WORK REQUEST: The answer must be the full listing, word for word, with no pictures in it.
(DATA SUPPLIED Opens)
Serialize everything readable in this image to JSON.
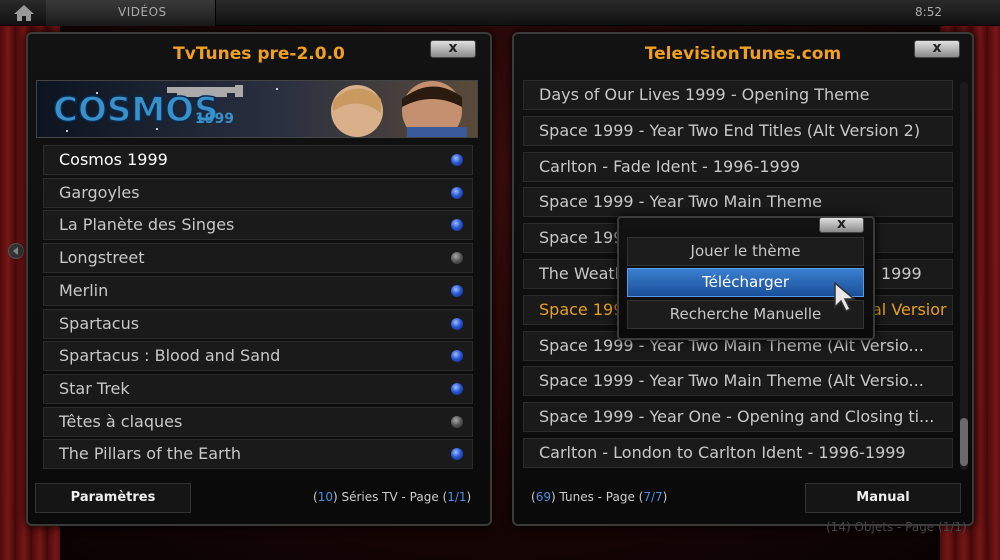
{
  "topbar": {
    "section": "VIDÉOS",
    "clock": "8:52"
  },
  "left_dialog": {
    "title": "TvTunes pre-2.0.0",
    "close": "x",
    "banner_text": "COSMOS 1999",
    "items": [
      {
        "label": "Cosmos 1999",
        "dot": "blue"
      },
      {
        "label": "Gargoyles",
        "dot": "blue"
      },
      {
        "label": "La Planète des Singes",
        "dot": "blue"
      },
      {
        "label": "Longstreet",
        "dot": "grey"
      },
      {
        "label": "Merlin",
        "dot": "blue"
      },
      {
        "label": "Spartacus",
        "dot": "blue"
      },
      {
        "label": "Spartacus : Blood and Sand",
        "dot": "blue"
      },
      {
        "label": "Star Trek",
        "dot": "blue"
      },
      {
        "label": "Têtes à claques",
        "dot": "grey"
      },
      {
        "label": "The Pillars of the Earth",
        "dot": "blue"
      }
    ],
    "settings_button": "Paramètres",
    "footer": {
      "count": "10",
      "label": "Séries TV - Page",
      "page": "1/1"
    }
  },
  "right_dialog": {
    "title": "TelevisionTunes.com",
    "close": "x",
    "items": [
      "Days of Our Lives 1999 - Opening Theme",
      "Space 1999 - Year Two End Titles (Alt Version 2)",
      "Carlton - Fade Ident - 1996-1999",
      "Space 1999 - Year Two Main Theme",
      "Space 1999",
      "The Weath",
      "Space 1999",
      "Space 1999 - Year Two Main Theme (Alt Versio...",
      "Space 1999 - Year Two Main Theme (Alt Versio...",
      "Space 1999 - Year One - Opening and Closing ti...",
      "Carlton - London to Carlton Ident - 1996-1999"
    ],
    "item5_tail": "1999",
    "item6_tail": "al Versior",
    "manual_button": "Manual",
    "footer": {
      "count": "69",
      "label": "Tunes - Page",
      "page": "7/7"
    }
  },
  "context_menu": {
    "close": "x",
    "items": [
      "Jouer le thème",
      "Télécharger",
      "Recherche Manuelle"
    ]
  },
  "background_footer": "(14) Objets - Page (1/1)",
  "colors": {
    "accent": "#f0a020",
    "highlight": "#e8a020",
    "blue_text": "#4a8ee0",
    "selection": "#2a6ab8"
  }
}
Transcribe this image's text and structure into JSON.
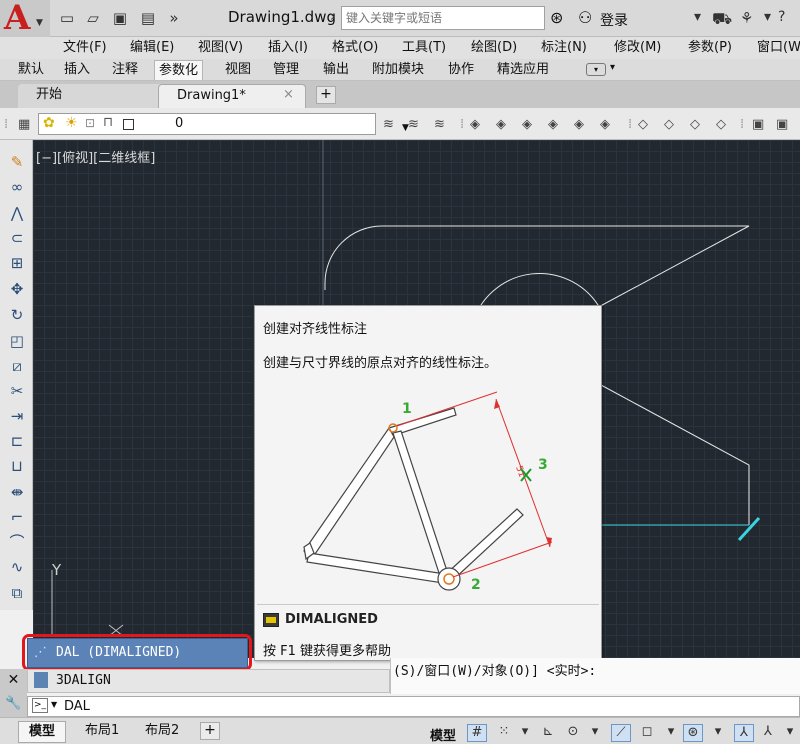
{
  "titlebar": {
    "app_logo": "A",
    "doc_title": "Drawing1.dwg",
    "search_placeholder": "键入关键字或短语",
    "login": "登录",
    "overflow": "»"
  },
  "menu": [
    "文件(F)",
    "编辑(E)",
    "视图(V)",
    "插入(I)",
    "格式(O)",
    "工具(T)",
    "绘图(D)",
    "标注(N)",
    "修改(M)",
    "参数(P)",
    "窗口(W"
  ],
  "ribbon_tabs": [
    "默认",
    "插入",
    "注释",
    "参数化",
    "视图",
    "管理",
    "输出",
    "附加模块",
    "协作",
    "精选应用"
  ],
  "ribbon_active": "参数化",
  "file_tabs": {
    "start": "开始",
    "drawing": "Drawing1*",
    "close": "×",
    "add": "+"
  },
  "layer": {
    "name": "0"
  },
  "viewport_label": "[−][俯视][二维线框]",
  "ucs": {
    "y": "Y",
    "x": "X"
  },
  "tooltip": {
    "title": "创建对齐线性标注",
    "description": "创建与尺寸界线的原点对齐的线性标注。",
    "point_labels": [
      "1",
      "2",
      "3"
    ],
    "command": "DIMALIGNED",
    "help": "按 F1 键获得更多帮助",
    "colors": {
      "dimension": "#e03030",
      "labels": "#3aaa35",
      "marker": "#1f9a2a",
      "frame_fill": "#ffffff",
      "frame_stroke": "#444444"
    }
  },
  "autocomplete": {
    "highlighted": "DAL (DIMALIGNED)",
    "other": "3DALIGN",
    "highlight_color": "#e1171c",
    "selected_color": "#5b83b7"
  },
  "command_history": "(S)/窗口(W)/对象(O)] <实时>:",
  "command_line": {
    "input": "DAL"
  },
  "statusbar": {
    "model_tab": "模型",
    "layout1": "布局1",
    "layout2": "布局2",
    "add": "+",
    "model_label": "模型"
  },
  "canvas_colors": {
    "background": "#212830",
    "geometry": "#e6e6e6",
    "dimension": "#3ad3df"
  }
}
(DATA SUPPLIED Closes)
ANSWER TO THE EXERCISE:
Serialize everything readable in this image to JSON.
{
  "topbar": {
    "section": "VIDÉOS",
    "clock": "8:52"
  },
  "left_dialog": {
    "title": "TvTunes pre-2.0.0",
    "close": "x",
    "banner_text": "COSMOS 1999",
    "items": [
      {
        "label": "Cosmos 1999",
        "dot": "blue"
      },
      {
        "label": "Gargoyles",
        "dot": "blue"
      },
      {
        "label": "La Planète des Singes",
        "dot": "blue"
      },
      {
        "label": "Longstreet",
        "dot": "grey"
      },
      {
        "label": "Merlin",
        "dot": "blue"
      },
      {
        "label": "Spartacus",
        "dot": "blue"
      },
      {
        "label": "Spartacus : Blood and Sand",
        "dot": "blue"
      },
      {
        "label": "Star Trek",
        "dot": "blue"
      },
      {
        "label": "Têtes à claques",
        "dot": "grey"
      },
      {
        "label": "The Pillars of the Earth",
        "dot": "blue"
      }
    ],
    "settings_button": "Paramètres",
    "footer": {
      "count": "10",
      "label": "Séries TV - Page",
      "page": "1/1"
    }
  },
  "right_dialog": {
    "title": "TelevisionTunes.com",
    "close": "x",
    "items": [
      "Days of Our Lives 1999 - Opening Theme",
      "Space 1999 - Year Two End Titles (Alt Version 2)",
      "Carlton - Fade Ident - 1996-1999",
      "Space 1999 - Year Two Main Theme",
      "Space 1999",
      "The Weath",
      "Space 1999",
      "Space 1999 - Year Two Main Theme (Alt Versio...",
      "Space 1999 - Year Two Main Theme (Alt Versio...",
      "Space 1999 - Year One - Opening and Closing ti...",
      "Carlton - London to Carlton Ident - 1996-1999"
    ],
    "item5_tail": "1999",
    "item6_tail": "al Versior",
    "manual_button": "Manual",
    "footer": {
      "count": "69",
      "label": "Tunes - Page",
      "page": "7/7"
    }
  },
  "context_menu": {
    "close": "x",
    "items": [
      "Jouer le thème",
      "Télécharger",
      "Recherche Manuelle"
    ]
  },
  "background_footer": "(14) Objets - Page (1/1)",
  "colors": {
    "accent": "#f0a020",
    "highlight": "#e8a020",
    "blue_text": "#4a8ee0",
    "selection": "#2a6ab8"
  }
}
Transcribe this image's text and structure into JSON.
{
  "titlebar": {
    "app_logo": "A",
    "doc_title": "Drawing1.dwg",
    "search_placeholder": "键入关键字或短语",
    "login": "登录",
    "overflow": "»"
  },
  "menu": [
    "文件(F)",
    "编辑(E)",
    "视图(V)",
    "插入(I)",
    "格式(O)",
    "工具(T)",
    "绘图(D)",
    "标注(N)",
    "修改(M)",
    "参数(P)",
    "窗口(W"
  ],
  "ribbon_tabs": [
    "默认",
    "插入",
    "注释",
    "参数化",
    "视图",
    "管理",
    "输出",
    "附加模块",
    "协作",
    "精选应用"
  ],
  "ribbon_active": "参数化",
  "file_tabs": {
    "start": "开始",
    "drawing": "Drawing1*",
    "close": "×",
    "add": "+"
  },
  "layer": {
    "name": "0"
  },
  "viewport_label": "[−][俯视][二维线框]",
  "ucs": {
    "y": "Y",
    "x": "X"
  },
  "tooltip": {
    "title": "创建对齐线性标注",
    "description": "创建与尺寸界线的原点对齐的线性标注。",
    "point_labels": [
      "1",
      "2",
      "3"
    ],
    "command": "DIMALIGNED",
    "help": "按 F1 键获得更多帮助",
    "colors": {
      "dimension": "#e03030",
      "labels": "#3aaa35",
      "marker": "#1f9a2a",
      "frame_fill": "#ffffff",
      "frame_stroke": "#444444"
    }
  },
  "autocomplete": {
    "highlighted": "DAL (DIMALIGNED)",
    "other": "3DALIGN",
    "highlight_color": "#e1171c",
    "selected_color": "#5b83b7"
  },
  "command_history": "(S)/窗口(W)/对象(O)] <实时>:",
  "command_line": {
    "input": "DAL"
  },
  "statusbar": {
    "model_tab": "模型",
    "layout1": "布局1",
    "layout2": "布局2",
    "add": "+",
    "model_label": "模型"
  },
  "canvas_colors": {
    "background": "#212830",
    "geometry": "#e6e6e6",
    "dimension": "#3ad3df"
  }
}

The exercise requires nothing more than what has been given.